Before I shortly closed the conversation and left, I told her that I would go home, get on Facebook, and find every bearded lady I can find and directly apologize to her because I was insensitive in my comment to a guy friend at a cafe. She was at least astute enough to pick up on my distaste for her politicization, but she carried on in earnest that I should follow through with my plan. Y’know, for the educational value.

I can’t believe I was that highly-principled and proximally offendable in my 20’s, but I was. It was a control thing, really. If I’ve learned anything in and after my 30’s, it’s that sometimes you just need to chill the fuck out and enjoy humor where it happens. Not everything is against you. Is that so wrong?

Published by Shawn

He's just this guy, you know?

One reply on “Stubbled Youth”

  1. It’s funny reading this. I can imagine the people you are sitting with.

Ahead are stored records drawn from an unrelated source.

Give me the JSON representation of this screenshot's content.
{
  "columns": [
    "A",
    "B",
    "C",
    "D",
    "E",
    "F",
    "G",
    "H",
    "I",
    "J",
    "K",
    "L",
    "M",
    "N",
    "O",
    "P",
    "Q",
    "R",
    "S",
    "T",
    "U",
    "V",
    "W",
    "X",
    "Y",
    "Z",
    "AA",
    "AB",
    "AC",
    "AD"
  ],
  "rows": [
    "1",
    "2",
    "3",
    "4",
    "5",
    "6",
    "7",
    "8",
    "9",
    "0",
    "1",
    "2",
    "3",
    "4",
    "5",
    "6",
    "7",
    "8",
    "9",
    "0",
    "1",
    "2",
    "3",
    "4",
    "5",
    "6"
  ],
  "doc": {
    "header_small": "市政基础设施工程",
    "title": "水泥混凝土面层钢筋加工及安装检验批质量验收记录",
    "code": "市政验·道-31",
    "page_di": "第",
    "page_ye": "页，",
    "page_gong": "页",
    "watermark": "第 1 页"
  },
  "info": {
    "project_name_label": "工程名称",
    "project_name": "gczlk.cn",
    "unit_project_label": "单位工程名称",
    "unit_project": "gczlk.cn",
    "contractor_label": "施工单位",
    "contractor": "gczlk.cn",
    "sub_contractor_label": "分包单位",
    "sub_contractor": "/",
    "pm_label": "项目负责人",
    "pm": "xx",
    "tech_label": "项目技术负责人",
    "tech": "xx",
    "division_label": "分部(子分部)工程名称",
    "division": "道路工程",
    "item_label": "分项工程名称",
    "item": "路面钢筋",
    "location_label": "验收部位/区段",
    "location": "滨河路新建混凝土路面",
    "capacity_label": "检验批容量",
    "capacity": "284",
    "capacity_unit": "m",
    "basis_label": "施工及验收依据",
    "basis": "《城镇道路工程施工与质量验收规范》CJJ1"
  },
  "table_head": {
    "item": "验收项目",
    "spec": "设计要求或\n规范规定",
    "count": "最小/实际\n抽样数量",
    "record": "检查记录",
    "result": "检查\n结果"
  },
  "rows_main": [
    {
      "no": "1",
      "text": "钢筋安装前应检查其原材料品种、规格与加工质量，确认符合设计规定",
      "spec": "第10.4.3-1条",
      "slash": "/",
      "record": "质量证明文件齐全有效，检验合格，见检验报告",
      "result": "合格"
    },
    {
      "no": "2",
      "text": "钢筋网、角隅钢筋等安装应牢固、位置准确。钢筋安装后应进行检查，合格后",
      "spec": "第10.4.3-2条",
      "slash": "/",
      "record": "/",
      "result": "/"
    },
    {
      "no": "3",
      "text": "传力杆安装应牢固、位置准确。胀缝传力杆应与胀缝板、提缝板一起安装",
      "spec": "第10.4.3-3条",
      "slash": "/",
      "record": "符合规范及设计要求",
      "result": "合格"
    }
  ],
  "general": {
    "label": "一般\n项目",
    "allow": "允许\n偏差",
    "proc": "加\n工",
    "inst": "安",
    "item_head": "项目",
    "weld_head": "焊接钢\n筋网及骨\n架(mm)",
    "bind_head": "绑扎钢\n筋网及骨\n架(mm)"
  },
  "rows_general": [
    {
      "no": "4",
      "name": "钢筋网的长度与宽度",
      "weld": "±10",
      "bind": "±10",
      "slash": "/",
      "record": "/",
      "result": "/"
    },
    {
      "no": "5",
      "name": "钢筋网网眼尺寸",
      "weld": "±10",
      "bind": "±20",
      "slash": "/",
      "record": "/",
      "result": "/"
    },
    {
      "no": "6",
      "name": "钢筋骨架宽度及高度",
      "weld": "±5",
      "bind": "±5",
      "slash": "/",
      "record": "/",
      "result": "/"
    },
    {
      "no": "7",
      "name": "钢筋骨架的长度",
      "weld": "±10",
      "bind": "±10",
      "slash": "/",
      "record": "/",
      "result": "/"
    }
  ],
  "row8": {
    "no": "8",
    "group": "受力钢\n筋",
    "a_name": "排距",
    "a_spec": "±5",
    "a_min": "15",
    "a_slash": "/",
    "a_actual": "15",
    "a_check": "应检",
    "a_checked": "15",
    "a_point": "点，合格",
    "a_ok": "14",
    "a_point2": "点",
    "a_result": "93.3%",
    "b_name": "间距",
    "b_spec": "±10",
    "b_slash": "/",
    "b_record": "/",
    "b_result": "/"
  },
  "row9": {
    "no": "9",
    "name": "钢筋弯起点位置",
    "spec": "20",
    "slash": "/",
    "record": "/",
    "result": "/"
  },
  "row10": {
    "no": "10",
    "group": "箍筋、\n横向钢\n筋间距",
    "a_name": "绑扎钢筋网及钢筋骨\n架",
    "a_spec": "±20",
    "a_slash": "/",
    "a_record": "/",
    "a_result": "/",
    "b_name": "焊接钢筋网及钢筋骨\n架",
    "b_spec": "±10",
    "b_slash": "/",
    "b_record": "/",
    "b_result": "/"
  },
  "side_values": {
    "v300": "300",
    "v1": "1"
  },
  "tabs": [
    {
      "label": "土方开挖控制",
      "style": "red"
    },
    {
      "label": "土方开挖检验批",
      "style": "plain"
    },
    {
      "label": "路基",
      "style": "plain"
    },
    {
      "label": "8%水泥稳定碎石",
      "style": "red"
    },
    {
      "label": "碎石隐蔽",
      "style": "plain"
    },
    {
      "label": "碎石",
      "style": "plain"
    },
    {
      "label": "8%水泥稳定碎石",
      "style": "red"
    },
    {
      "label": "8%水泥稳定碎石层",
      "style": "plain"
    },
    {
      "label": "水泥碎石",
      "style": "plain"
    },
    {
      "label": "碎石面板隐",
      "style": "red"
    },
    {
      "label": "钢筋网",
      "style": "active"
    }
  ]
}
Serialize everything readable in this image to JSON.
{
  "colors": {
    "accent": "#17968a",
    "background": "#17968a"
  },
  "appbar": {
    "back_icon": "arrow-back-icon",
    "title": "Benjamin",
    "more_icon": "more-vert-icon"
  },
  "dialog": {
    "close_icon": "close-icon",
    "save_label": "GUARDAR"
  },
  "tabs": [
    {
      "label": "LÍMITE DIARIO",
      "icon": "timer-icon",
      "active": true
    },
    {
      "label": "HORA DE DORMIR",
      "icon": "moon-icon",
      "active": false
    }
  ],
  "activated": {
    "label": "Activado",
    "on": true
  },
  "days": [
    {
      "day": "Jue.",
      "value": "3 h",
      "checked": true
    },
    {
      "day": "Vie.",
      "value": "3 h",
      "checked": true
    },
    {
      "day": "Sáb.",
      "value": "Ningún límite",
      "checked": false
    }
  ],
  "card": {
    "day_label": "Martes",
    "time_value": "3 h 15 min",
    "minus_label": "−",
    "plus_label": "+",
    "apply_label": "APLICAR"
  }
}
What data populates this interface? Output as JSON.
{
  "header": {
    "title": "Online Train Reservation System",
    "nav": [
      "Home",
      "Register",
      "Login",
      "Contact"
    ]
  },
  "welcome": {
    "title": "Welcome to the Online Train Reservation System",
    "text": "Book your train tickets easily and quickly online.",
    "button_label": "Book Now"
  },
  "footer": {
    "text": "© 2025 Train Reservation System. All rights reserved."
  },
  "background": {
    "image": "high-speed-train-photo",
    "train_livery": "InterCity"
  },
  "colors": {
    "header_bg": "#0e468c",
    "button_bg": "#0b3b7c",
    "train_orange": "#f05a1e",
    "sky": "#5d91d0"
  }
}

    Yeah, this girl is like a girl I volunteer with on a project. I admire this girl because instead of bitching about things she is actually trying to make the world a better place by going out and volunteering her time on projects that do make the world a better place. But I remember how shocked she was when I talked about how I didn’t observe so much race issues with people in Sierra Leone other than the utter stupidity of the white people I was with trying to suck up and get over their white guilt so they could get down with the black folks. I think she found my blatant disapproval of white bullshit liberalism and my frank discussion of how I despised how most white people feel nothing but pity or fetishized desire to send charity for these hard-working hospitable people whose village I found myself in. Then I found out she was mid-twenties with an Ethnic Studies degree. Oh, well, of course. She’s young. She’s naive. She doesn’t know that much yet and she will one day. This girl will grow up too and see there’s more to life than she can pull out of a Judith Butler book.

Comments are closed.